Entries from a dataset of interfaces
[Start of Attachment]
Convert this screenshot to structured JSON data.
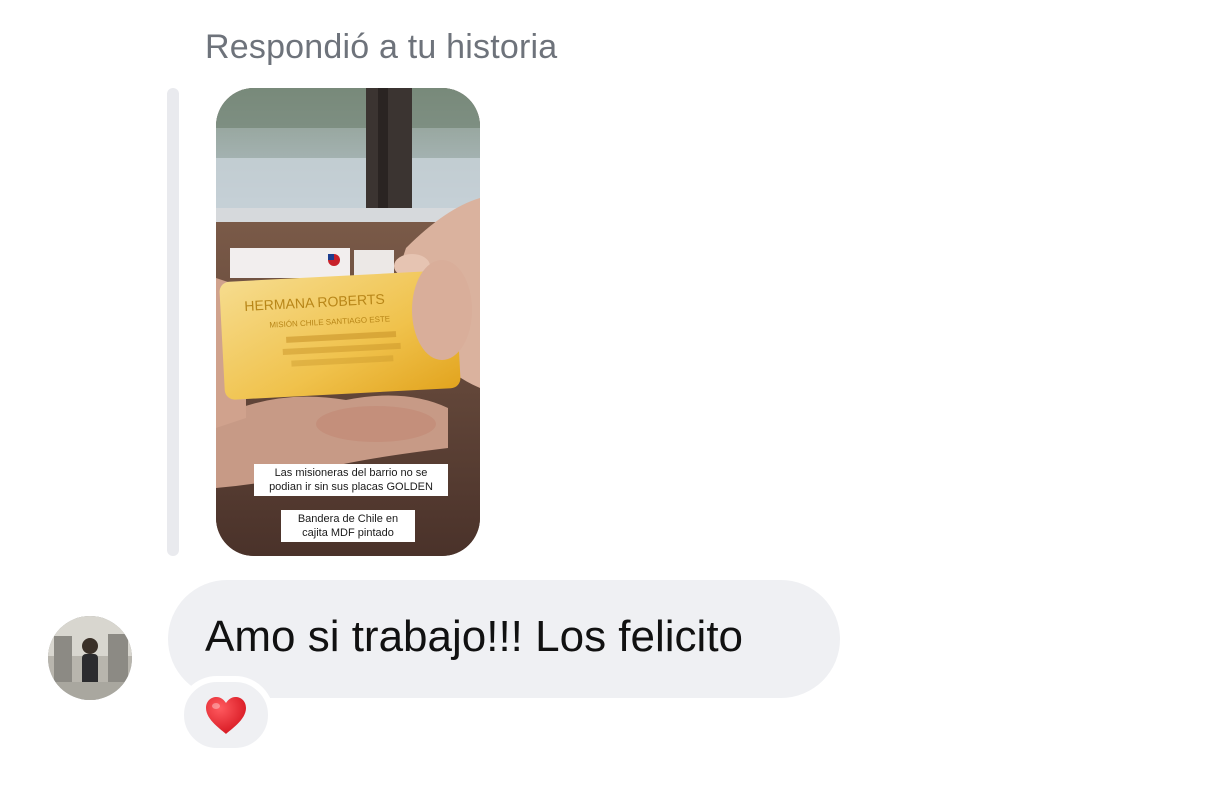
{
  "reply_header": "Respondió a tu historia",
  "story": {
    "plate_text_title": "HERMANA ROBERTS",
    "plate_text_sub": "MISIÓN CHILE SANTIAGO ESTE",
    "caption_1": "Las misioneras del barrio no se podian ir sin sus placas GOLDEN",
    "caption_2": "Bandera de Chile en cajita MDF pintado"
  },
  "message": {
    "text": "Amo si trabajo!!! Los felicito",
    "reaction": "heart"
  },
  "colors": {
    "bubble_bg": "#eff0f3",
    "header_text": "#6e737b",
    "reaction_red": "#e8202a",
    "plate_gold": "#f2c64a"
  },
  "icons": {
    "reaction": "heart-icon",
    "avatar": "avatar-photo"
  }
}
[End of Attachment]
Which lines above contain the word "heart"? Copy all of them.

    "reaction": "heart"
    "reaction": "heart-icon",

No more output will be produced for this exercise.